Data records for software interfaces:
——————

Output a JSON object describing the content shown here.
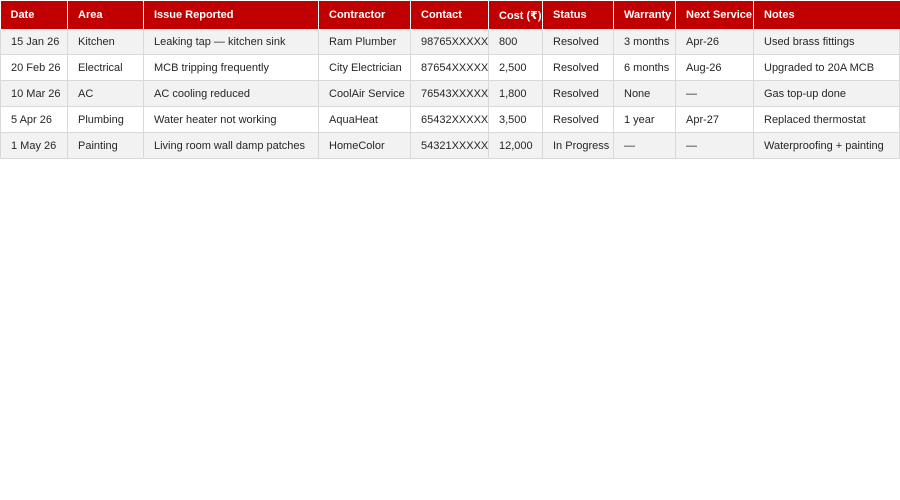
{
  "table": {
    "columns": [
      "Date",
      "Area",
      "Issue Reported",
      "Contractor",
      "Contact",
      "Cost (₹)",
      "Status",
      "Warranty",
      "Next Service",
      "Notes"
    ],
    "rows": [
      [
        "15 Jan 26",
        "Kitchen",
        "Leaking tap — kitchen sink",
        "Ram Plumber",
        "98765XXXXX",
        "800",
        "Resolved",
        "3 months",
        "Apr-26",
        "Used brass fittings"
      ],
      [
        "20 Feb 26",
        "Electrical",
        "MCB tripping frequently",
        "City Electrician",
        "87654XXXXX",
        "2,500",
        "Resolved",
        "6 months",
        "Aug-26",
        "Upgraded to 20A MCB"
      ],
      [
        "10 Mar 26",
        "AC",
        "AC cooling reduced",
        "CoolAir Service",
        "76543XXXXX",
        "1,800",
        "Resolved",
        "None",
        "—",
        "Gas top-up done"
      ],
      [
        "5 Apr 26",
        "Plumbing",
        "Water heater not working",
        "AquaHeat",
        "65432XXXXX",
        "3,500",
        "Resolved",
        "1 year",
        "Apr-27",
        "Replaced thermostat"
      ],
      [
        "1 May 26",
        "Painting",
        "Living room wall damp patches",
        "HomeColor",
        "54321XXXXX",
        "12,000",
        "In Progress",
        "—",
        "—",
        "Waterproofing + painting"
      ]
    ]
  },
  "colors": {
    "header_bg": "#c00000",
    "header_text": "#ffffff",
    "row_alt_bg": "#f2f2f2",
    "grid": "#d9d9d9"
  }
}
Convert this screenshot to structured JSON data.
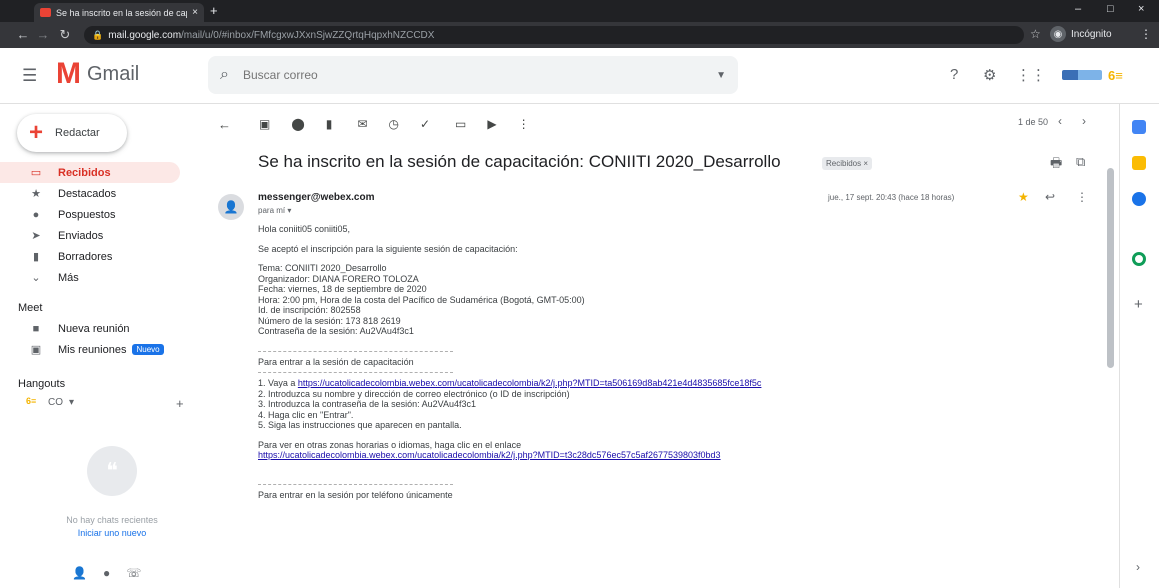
{
  "browser": {
    "tab_title": "Se ha inscrito en la sesión de cap",
    "tab_close": "×",
    "new_tab": "+",
    "url_host": "mail.google.com",
    "url_path": "/mail/u/0/#inbox/FMfcgxwJXxnSjwZZQrtqHqpxhNZCCDX",
    "incognito_label": "Incógnito",
    "win_min": "–",
    "win_max": "□",
    "win_close": "×"
  },
  "header": {
    "app_name": "Gmail",
    "search_placeholder": "Buscar correo"
  },
  "sidebar": {
    "compose_label": "Redactar",
    "items": [
      {
        "label": "Recibidos",
        "icon": "inbox-icon",
        "active": true
      },
      {
        "label": "Destacados",
        "icon": "star-icon"
      },
      {
        "label": "Pospuestos",
        "icon": "clock-icon"
      },
      {
        "label": "Enviados",
        "icon": "send-icon"
      },
      {
        "label": "Borradores",
        "icon": "draft-icon"
      },
      {
        "label": "Más",
        "icon": "chevron-down-icon"
      }
    ],
    "meet_title": "Meet",
    "meet_items": [
      {
        "label": "Nueva reunión",
        "icon": "video-icon"
      },
      {
        "label": "Mis reuniones",
        "icon": "calendar-icon",
        "badge": "Nuevo"
      }
    ],
    "hangouts_title": "Hangouts",
    "hangouts_user": "CO",
    "no_chats": "No hay chats recientes",
    "start_new": "Iniciar uno nuevo"
  },
  "toolbar": {
    "pager": "1 de 50"
  },
  "email": {
    "subject": "Se ha inscrito en la sesión de capacitación: CONIITI 2020_Desarrollo",
    "label_chip": "Recibidos ×",
    "sender": "messenger@webex.com",
    "to": "para mí ▾",
    "date": "jue., 17 sept. 20:43 (hace 18 horas)",
    "lines": {
      "greeting": "Hola coniiti05 coniiti05,",
      "intro": "Se aceptó el inscripción para la siguiente sesión de capacitación:",
      "tema": "Tema: CONIITI 2020_Desarrollo",
      "organizer": "Organizador: DIANA FORERO TOLOZA",
      "fecha": "Fecha: viernes, 18 de septiembre de 2020",
      "hora": "Hora: 2:00 pm, Hora de la costa del Pacífico de Sudamérica (Bogotá, GMT-05:00)",
      "id": "Id. de inscripción: 802558",
      "numero": "Número de la sesión: 173 818 2619",
      "password": "Contraseña de la sesión: Au2VAu4f3c1",
      "enter_title": "Para entrar a la sesión de capacitación",
      "step1_prefix": "1. Vaya a ",
      "step1_link": "https://ucatolicadecolombia.webex.com/ucatolicadecolombia/k2/j.php?MTID=ta506169d8ab421e4d4835685fce18f5c",
      "step2": "2. Introduzca su nombre y dirección de correo electrónico (o ID de inscripción)",
      "step3": "3. Introduzca la contraseña de la sesión: Au2VAu4f3c1",
      "step4": "4. Haga clic en \"Entrar\".",
      "step5": "5. Siga las instrucciones que aparecen en pantalla.",
      "tz_text": "Para ver en otras zonas horarias o idiomas, haga clic en el enlace",
      "tz_link": "https://ucatolicadecolombia.webex.com/ucatolicadecolombia/k2/j.php?MTID=t3c28dc576ec57c5af2677539803f0bd3",
      "phone_title": "Para entrar en la sesión por teléfono únicamente"
    }
  },
  "colors": {
    "accent_red": "#ea4335",
    "active_bg": "#fce8e6",
    "link": "#1a0dab"
  }
}
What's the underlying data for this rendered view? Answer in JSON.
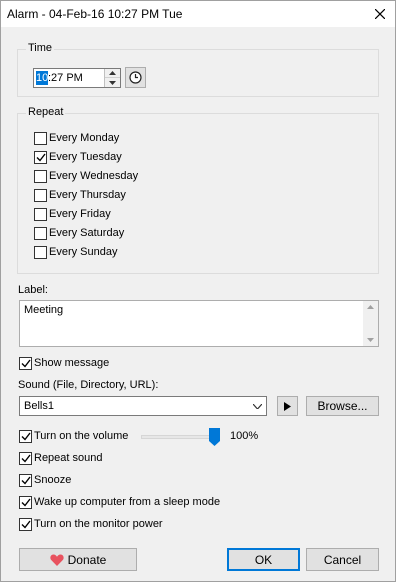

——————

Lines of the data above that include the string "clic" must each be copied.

### Response area:
      "step4": "4. Haga clic en \"Entrar\".",
      "tz_text": "Para ver en otras zonas horarias o idiomas, haga clic en el enlace",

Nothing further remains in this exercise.